Meanwhile, China is rapidly building up its military forces but is unlikely to be able to challenge the USA for another two decades, by which time the Raptor will long have been rendered obsolete.
Furthermore, whereas sales of the F-35 to friendly foreign powers can partly offset the cost of building the aircraft, the technology involved in the Raptor is so advanced that Federal law bans the aircraft’s export.
Immediately following Gates’s press conference announcing the 2010 budget proposals, Lockheed Martin warned of huge layoffs if the Raptor programme were to end. This may be true but according to a number of analysts, Lockheed Martin fared best among defence and aerospace companies from the Defense Department’s rearranged spending. And, investors appeared to agree with the analysts. Lockheed Martin’s share price rose following the budget proposals, while that of Boeing and other major defence contractors fell.

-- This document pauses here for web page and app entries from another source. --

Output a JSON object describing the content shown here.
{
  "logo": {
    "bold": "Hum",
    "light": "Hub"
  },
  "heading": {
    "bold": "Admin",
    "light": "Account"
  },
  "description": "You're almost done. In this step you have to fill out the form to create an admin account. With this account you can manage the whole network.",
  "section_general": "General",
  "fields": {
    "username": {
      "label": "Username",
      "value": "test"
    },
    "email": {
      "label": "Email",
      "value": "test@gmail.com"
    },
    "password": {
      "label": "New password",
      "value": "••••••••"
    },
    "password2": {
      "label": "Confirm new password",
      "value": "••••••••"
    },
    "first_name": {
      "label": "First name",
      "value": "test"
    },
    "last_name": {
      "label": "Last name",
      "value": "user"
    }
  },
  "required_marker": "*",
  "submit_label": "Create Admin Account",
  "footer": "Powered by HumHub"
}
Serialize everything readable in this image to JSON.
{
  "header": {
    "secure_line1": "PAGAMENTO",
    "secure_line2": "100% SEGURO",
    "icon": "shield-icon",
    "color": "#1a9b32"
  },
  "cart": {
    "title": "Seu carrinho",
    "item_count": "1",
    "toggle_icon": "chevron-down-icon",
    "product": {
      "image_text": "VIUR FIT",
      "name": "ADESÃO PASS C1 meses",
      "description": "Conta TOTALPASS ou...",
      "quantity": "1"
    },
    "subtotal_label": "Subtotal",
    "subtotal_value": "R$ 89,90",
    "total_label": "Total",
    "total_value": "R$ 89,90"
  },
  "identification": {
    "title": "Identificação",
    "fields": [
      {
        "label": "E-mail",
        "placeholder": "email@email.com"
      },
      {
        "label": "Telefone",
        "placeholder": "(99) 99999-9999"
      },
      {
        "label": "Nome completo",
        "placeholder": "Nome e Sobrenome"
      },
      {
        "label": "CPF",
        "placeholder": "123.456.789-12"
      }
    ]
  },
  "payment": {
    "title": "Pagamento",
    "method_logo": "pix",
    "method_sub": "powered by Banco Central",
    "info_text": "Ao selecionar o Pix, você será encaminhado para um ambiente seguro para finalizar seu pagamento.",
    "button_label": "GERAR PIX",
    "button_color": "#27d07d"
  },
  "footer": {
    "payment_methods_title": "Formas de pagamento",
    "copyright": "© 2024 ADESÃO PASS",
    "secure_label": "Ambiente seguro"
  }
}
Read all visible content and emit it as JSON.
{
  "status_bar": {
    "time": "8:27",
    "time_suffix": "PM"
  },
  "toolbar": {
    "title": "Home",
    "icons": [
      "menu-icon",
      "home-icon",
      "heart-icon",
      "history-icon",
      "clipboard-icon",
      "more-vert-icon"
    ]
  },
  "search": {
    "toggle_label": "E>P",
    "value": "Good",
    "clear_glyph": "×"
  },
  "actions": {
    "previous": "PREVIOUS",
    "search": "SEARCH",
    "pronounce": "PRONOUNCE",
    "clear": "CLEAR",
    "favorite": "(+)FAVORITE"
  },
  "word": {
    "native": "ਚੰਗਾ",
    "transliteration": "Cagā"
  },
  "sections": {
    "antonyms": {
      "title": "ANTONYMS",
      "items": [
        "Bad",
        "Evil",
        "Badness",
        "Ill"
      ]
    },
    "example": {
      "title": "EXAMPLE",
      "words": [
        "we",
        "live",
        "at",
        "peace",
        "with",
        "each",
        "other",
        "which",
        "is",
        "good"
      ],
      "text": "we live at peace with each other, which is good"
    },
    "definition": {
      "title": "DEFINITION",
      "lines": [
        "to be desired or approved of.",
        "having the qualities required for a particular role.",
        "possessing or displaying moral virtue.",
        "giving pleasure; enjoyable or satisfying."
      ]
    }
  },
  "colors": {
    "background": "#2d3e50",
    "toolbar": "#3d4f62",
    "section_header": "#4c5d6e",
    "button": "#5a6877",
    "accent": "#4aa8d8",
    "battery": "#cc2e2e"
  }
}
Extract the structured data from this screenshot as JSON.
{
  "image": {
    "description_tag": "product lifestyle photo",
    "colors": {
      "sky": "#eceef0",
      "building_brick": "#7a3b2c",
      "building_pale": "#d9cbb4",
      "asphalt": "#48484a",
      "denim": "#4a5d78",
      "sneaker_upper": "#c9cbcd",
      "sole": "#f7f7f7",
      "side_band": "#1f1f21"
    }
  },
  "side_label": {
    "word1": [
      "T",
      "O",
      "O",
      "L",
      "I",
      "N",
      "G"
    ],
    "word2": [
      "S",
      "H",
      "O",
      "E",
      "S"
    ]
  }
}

Winners and losers
Increased production of the JSF will more than compensate for any loss of earnings that Lockheed Martin suffers as a result of halting the Raptor programme. A planned increase in spending on littoral combat ships will also benefit the company. Northrop Grumman, a principal subcontractor in the production of the JSF, is another major beneficiary.
F-22 Raptor have risen to $340m since production was curtailed.”
Lockheed Martin should also be able to call on significant support in Congress for the JSF. The company has cleverly spread F-22-related jobs around 46 states, winning the company praise from politicians across the US.
It is Boeing, however, that stands to be the main loser of the defence budget proposals. Gates’s plan to end production of the C-17 military transport aircraft and to scale back the army’s future combat systems programme proved negative for the company. Proposed cuts in missile-defence programmes will also greatly scale back Boeing’s airborne-laser programme. And, Boeing builds the F-22’s wings and aft fuselage in Seattle, employing almost 1,200 people.
Yet it is important to note that the defence budget proposals for 2010 will result in an increase in military spending of 4% to $534bn, plus $130bn for the wars in Iraq and Afghanistan. Not bad when so many other industries now face steep drops in demand.